Elisabeth Anderson

A stranger to oneself

Wendy Mitchell was diagnosed at the age of 58. Three years on, she still manages to make something positive of her condition

A stranger to oneself
Text settings

Somebody I Used To Know

Wendy Mitchell and Anna Wharton

Bloomsbury, pp. 320, £

Wendy Mitchell was diagnosed with dementia at the age of 58, three years ago. At the time, she was a non-clinical team leader in the NHS, managing rosters for hundreds of nurses and keeping much of the information stored in her head. She lived in York and had brought up two much-loved daughters on her own. She was clearly efficient, organised and independent. Mitchell realised something was wrong when, after a series of falls, she experienced a distinct lack of energy (she had been a keen runner and walker): a ‘fog’ in her head. The diagnosis was slow — her GP initially told this fit and able woman that ‘there comes a time when we all have to admit to ourselves that we’re just slowing down’ — but it was confirmed after a series of visits to a neurologist and various scans and memory tests.

Somebody I Used to Know, written with the help of the journalist Anna Wharton, is Mitchell’s memoir of her life after diagnosis, a record of how she spends her days, and her thoughts, emotions and fears. At first, she felt abandoned by doctors:

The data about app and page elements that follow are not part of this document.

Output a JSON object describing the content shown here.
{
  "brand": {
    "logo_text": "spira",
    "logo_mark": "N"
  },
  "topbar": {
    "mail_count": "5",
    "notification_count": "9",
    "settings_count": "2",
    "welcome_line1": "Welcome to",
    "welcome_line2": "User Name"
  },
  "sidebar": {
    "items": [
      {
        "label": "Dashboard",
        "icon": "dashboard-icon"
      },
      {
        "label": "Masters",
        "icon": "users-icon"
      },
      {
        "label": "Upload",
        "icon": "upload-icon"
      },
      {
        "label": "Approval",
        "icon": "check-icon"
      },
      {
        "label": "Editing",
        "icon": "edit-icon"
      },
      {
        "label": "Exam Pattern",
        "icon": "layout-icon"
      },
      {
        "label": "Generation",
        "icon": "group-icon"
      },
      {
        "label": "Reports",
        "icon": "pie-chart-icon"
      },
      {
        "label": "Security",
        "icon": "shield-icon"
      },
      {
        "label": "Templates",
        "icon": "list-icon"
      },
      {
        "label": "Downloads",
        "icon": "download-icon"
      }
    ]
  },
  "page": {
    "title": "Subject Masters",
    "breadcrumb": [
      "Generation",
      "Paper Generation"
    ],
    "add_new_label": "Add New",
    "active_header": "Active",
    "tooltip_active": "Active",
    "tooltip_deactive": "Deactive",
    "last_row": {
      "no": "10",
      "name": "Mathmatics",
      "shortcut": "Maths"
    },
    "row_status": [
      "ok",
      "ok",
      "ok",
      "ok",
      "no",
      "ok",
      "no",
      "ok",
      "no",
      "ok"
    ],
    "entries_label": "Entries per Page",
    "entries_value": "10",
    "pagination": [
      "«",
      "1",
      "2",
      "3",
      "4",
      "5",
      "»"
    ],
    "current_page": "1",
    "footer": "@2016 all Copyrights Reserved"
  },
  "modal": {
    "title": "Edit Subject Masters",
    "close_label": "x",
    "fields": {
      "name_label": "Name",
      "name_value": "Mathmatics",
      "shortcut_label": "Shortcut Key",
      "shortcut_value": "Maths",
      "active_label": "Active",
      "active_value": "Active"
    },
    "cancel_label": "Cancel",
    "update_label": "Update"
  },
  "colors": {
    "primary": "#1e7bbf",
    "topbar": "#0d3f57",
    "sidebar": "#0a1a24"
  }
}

I have heard nothing from any doctor since my diagnosis three months ago, nothing but one appointment at the memory clinic…How can I help my daughters understand my diagnosis if I can’t understand it myself? That’s what I feel angry about. That’s why I feel broken and abandoned, discarded by an NHS that I have worked in for 20 years…

Mitchell, however, was determined to adapt to her changing circumstances, finding ways round problems, being positive and not letting dementia win. For example, she lost the ability to follow plots of new films, so she watched those she had seen dozens of times before:

Not that I can remember what happens — it’s always a surprise at the end — but I feel a certain familiarity throughout, a sense of the ending, even if I don’t remember the details.

She switched from reading novels to reading short stories and poetry. Clever.

Anyone who has lived with someone with Alzheimer’s will recognise many of the frustrations and fears that Mitchell writes about: the stigma of a mental disease, the terror of getting lost, doctors’ unhelpful remarks (‘There’s nothing we can do, I’m afraid,’ she was told when given her diagnosis), so-called friends going to ground, the steady decline in memory and the increasing inability to speak to and recognise people.

Wendy Mitchell’s lifeline came through contact with the Alzheimer’s Society network: she began to meet other people with dementia, and became a Dementia Friends Champion. She continues to speak at conferences, writes a blog and has a Twitter account. So despite this horrendous disease she has made something positive of her new life with humour, truth and grace, this book giving a unique insight into what it’s like to live with Alzheimer’s.

One reads almost daily that lifestyle choices — exercise, diet, sleep, work and so on — will prevent the onset of dementia, but they did not in Mitchell’s case. And the bleak fact is there is no cure. There are now 850,000 people with dementia in the UK, with one in six over the age of 80 developing it. But there’s been no new drug to treat it in the past 15 years. And the American pharmaceutical giant Pfizer announced recently that it would stop work on new drugs to fight Alzheimer’s and Parkinson’s because it believed that its research didn’t make sense financially. Depressing.